App and web page records:
__________

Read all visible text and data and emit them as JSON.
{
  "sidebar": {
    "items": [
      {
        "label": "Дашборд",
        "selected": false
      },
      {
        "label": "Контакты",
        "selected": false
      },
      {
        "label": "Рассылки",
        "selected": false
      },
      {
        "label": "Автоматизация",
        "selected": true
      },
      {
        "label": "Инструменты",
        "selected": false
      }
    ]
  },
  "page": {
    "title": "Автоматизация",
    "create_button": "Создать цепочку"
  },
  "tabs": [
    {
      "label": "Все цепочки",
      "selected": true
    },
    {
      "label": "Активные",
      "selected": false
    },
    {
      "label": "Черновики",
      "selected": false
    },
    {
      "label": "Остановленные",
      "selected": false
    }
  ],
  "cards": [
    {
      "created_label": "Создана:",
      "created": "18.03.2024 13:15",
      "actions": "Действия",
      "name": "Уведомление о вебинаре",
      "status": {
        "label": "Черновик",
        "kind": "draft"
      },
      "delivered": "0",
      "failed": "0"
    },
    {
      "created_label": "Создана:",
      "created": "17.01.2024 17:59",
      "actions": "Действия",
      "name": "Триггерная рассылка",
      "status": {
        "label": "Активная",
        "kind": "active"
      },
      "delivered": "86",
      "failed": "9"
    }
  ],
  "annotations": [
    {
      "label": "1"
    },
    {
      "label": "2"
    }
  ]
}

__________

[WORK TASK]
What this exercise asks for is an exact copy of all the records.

[EXERCISE RESPONSE]
Read all visible text and data and emit them as JSON.
{
  "sidebar": {
    "items": [
      {
        "label": "Дашборд",
        "selected": false
      },
      {
        "label": "Контакты",
        "selected": false
      },
      {
        "label": "Рассылки",
        "selected": false
      },
      {
        "label": "Автоматизация",
        "selected": true
      },
      {
        "label": "Инструменты",
        "selected": false
      }
    ]
  },
  "page": {
    "title": "Автоматизация",
    "create_button": "Создать цепочку"
  },
  "tabs": [
    {
      "label": "Все цепочки",
      "selected": true
    },
    {
      "label": "Активные",
      "selected": false
    },
    {
      "label": "Черновики",
      "selected": false
    },
    {
      "label": "Остановленные",
      "selected": false
    }
  ],
  "cards": [
    {
      "created_label": "Создана:",
      "created": "18.03.2024 13:15",
      "actions": "Действия",
      "name": "Уведомление о вебинаре",
      "status": {
        "label": "Черновик",
        "kind": "draft"
      },
      "delivered": "0",
      "failed": "0"
    },
    {
      "created_label": "Создана:",
      "created": "17.01.2024 17:59",
      "actions": "Действия",
      "name": "Триггерная рассылка",
      "status": {
        "label": "Активная",
        "kind": "active"
      },
      "delivered": "86",
      "failed": "9"
    }
  ],
  "annotations": [
    {
      "label": "1"
    },
    {
      "label": "2"
    }
  ]
}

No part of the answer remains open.